Q: My husband will be 65 on May 2. I turn 65 in August. Would we be eligible to apply for the restricted application based on the new rules? We would like to start Social Security at full retirement age (66) in 2017, but I would also like to take advantage of the restricted application option and delay my benefit until age 70. Some articles refer to being eligible if born before 1954, but others refer to a need to already be collecting Social Security before you can apply, and all apps need to be filed prior to May 1, 2016. Can you clarify? — Alice Matthews, Los Angeles
A: For what it’s worth, you’re not alone.
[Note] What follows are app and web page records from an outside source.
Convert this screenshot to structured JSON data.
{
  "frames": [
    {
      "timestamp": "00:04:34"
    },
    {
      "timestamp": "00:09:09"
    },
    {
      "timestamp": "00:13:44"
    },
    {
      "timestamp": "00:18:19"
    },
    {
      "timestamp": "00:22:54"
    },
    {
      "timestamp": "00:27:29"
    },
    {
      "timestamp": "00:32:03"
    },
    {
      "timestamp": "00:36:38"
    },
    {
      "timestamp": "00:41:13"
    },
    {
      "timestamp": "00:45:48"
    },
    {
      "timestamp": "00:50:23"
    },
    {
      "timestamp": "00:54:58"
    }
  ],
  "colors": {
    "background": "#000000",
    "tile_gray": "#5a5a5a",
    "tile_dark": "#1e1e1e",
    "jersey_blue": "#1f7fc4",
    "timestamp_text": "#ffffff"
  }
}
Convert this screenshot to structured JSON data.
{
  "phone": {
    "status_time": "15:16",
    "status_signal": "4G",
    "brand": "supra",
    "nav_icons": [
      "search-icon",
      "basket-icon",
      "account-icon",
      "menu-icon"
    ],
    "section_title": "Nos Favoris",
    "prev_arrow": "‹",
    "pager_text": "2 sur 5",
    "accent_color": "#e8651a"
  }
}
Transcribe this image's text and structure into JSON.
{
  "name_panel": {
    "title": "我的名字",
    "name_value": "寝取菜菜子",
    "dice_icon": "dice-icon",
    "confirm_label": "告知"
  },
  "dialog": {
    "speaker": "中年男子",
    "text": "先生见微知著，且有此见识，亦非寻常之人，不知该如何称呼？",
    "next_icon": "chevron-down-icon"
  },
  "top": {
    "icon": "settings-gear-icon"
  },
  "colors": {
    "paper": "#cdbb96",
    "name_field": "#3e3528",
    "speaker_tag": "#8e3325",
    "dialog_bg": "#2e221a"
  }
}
Many are confused about changes to Social Security laws regarding claiming retirement and spousal benefits, says Ted Sarenski, CEO of Blue Ocean Strategic Capital in Syracuse, N.Y., and author of The CPA’s Guide to Social Security Planning.
The Bipartisan Budget Act of 2015 made several changes to the Social Security Act, in effect closing two complex loopholes used primarily by married couples: 1) the timing of multiple benefits (also called “deemed filing”) and 2) voluntary suspension of benefits (also called “file and suspend”). Read What do the Recent Social Security Claiming Changes Mean for Me? and What You Need to Know About the New Laws for Claiming Retirement Benefits.
File and suspend deadline is April 29
The file-and-suspend application allowed someone at full retirement age (currently 66) to apply for benefits and then suspend receiving them to a later date in order to give them time to grow. When you finally do start collecting, the amount could be up to 32% higher. In the meantime, the person's spouse or qualifying child could start collecting a benefit right away based on the filer's record, Sarenski says.
But that loophole closes on April 29, 2016. That’s the last day someone 66 or older by that date can file and suspend with the spousal benefits strategy in mind, says Sarenski.
Under the new law, if you submit a request to suspend your benefits to earn delayed retirement credits on or after April 30, 2016, no one else will be able to get auxiliary benefits based on your own Social Security record, according to the Social Security Administration (SSA).
So, technically, people can still file and suspend after April 30, but their spouses and qualifying children can't file for benefits unless the worker whose record they are collecting on is also collecting his or her own benefit, says Sarenski.
A restricted application strategy lets a lower-earning spouse collect a spousal benefit while allowing their own benefit to grow through delayed retirement credits until age 70.
Here the date you need to know is Jan. 1, 1954. If you were born on that day or before, then you can still use this strategy once you reach FRA. If your birthdate is Jan. 2, 1954, or later, you're out of luck.
In your case, you and your husband were each at least 62 by the end of 2015. And that means you are both eligible to file for "spousal benefits only" at your FRA, says Sarenski.
Note, however, that only one person of a couple can apply for spousal benefits, says Sarenski. The other person needs to apply for their own benefit and be collecting that benefit in order for it to work, he says.
So, here’s Sarenski’s advice: Your husband will turn 66 in May of 2017 and will begin collecting his benefit. In August of 2017 you will apply for spousal benefits only on your husband’s record and begin collecting one-half of his benefit.
When you turn 70, you will switch to your own benefit, which will be 32% higher than what you would have received on your own work record at age 66. Whoever lives longer, you or your husband, will keep your higher benefit for the rest of their life.
Another option to consider, assuming that your husband had the higher earnings, would be for you to file for your earned benefits in August of this year and then have your husband file for spousal benefits, but he does this as a restricted application to exclude his earned benefits. At age 70, your husband could then file for his earned benefits. According to Financial Engines, this strategy could increase your household’s lifetime benefits by 12%.
Robert Powell is editor of Retirement Weekly, contributes regularly to USA TODAY, The Wall Street Journal and MarketWatch. Got questions about money? Email email@example.com.